After giving a worship workshop this past weekend in New Jersey, and lecturing the week before that on liturgical ordo, I have been thinking some about the ways in which structure the elements in our worship services -- why we put in the elements we do, and why we order them in a particular way.
This led me to remember an article I wrote last year while at Fuller seminary, about experimenting with the worship ordo of our All-Seminary Chapel services.
We were struggling with three related problems: liturgical boredom, thematic coherence, and sacramental expectation. To summarize, our default liturgical structure was on the simplistic side: 20 minutes of singing (led by a group from the right hand side), followed by a sermon (preached by a professor from the left hand side). In addition, it was hard to give that "singing time" any focus because we often didn't learn what the professor/preacher was going to talk about in enough time to do anything about it. Finally, both the singing and sermon time became freighted with sacramental expectations that neither could regularly meet.
Our experimental solution was to borrow a simple worship pattern from the rites of daily prayer. Those rites were developed long ago as the devotional times used by monks and academics in the precursors to our universities and seminaries. We divided up our time together into four categories, mnemonically remembered as "Praise / Psalm /Proclamation / Prayer." We found this pattern most helpful for a number of reasons...

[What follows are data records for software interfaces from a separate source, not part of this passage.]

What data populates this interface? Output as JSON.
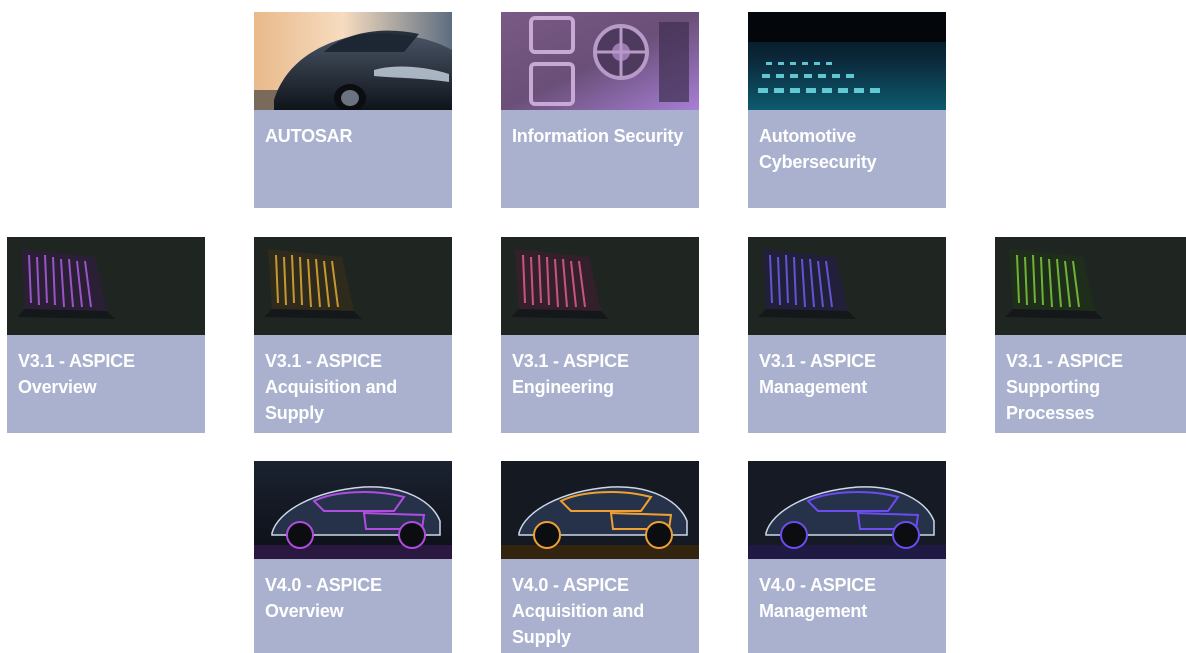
{
  "courses": [
    {
      "id": "autosar",
      "title": "AUTOSAR",
      "image": "sports-car-image"
    },
    {
      "id": "information-security",
      "title": "Information Security",
      "image": "bank-vault-image"
    },
    {
      "id": "automotive-cybersecurity",
      "title": "Automotive Cybersecurity",
      "image": "glowing-keyboard-image"
    },
    {
      "id": "v31-overview",
      "title": "V3.1 - ASPICE Overview",
      "image": "laptop-code-purple-image"
    },
    {
      "id": "v31-acquisition",
      "title": "V3.1 - ASPICE Acquisition and Supply",
      "image": "laptop-code-yellow-image"
    },
    {
      "id": "v31-engineering",
      "title": "V3.1 - ASPICE Engineering",
      "image": "laptop-code-pink-image"
    },
    {
      "id": "v31-management",
      "title": "V3.1 - ASPICE Management",
      "image": "laptop-code-blue-image"
    },
    {
      "id": "v31-supporting",
      "title": "V3.1 - ASPICE Supporting Processes",
      "image": "laptop-code-green-image"
    },
    {
      "id": "v40-overview",
      "title": "V4.0 - ASPICE Overview",
      "image": "wireframe-car-purple-image"
    },
    {
      "id": "v40-acquisition",
      "title": "V4.0 - ASPICE Acquisition and Supply",
      "image": "wireframe-car-orange-image"
    },
    {
      "id": "v40-management",
      "title": "V4.0 - ASPICE Management",
      "image": "wireframe-car-blue-image"
    }
  ],
  "colors": {
    "card_background": "#a9b1ce",
    "card_text": "#ffffff",
    "laptop_accents": [
      "#a35bd8",
      "#d9a335",
      "#d95b8a",
      "#6a5ce0",
      "#78c23a"
    ],
    "car_accents": [
      "#b04de0",
      "#f0a030",
      "#6a4cf0"
    ]
  }
}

But exactly how it did that is a bit too much for this family blog. Instead, check out WorshipHelps, where I've re-posted the whole thing.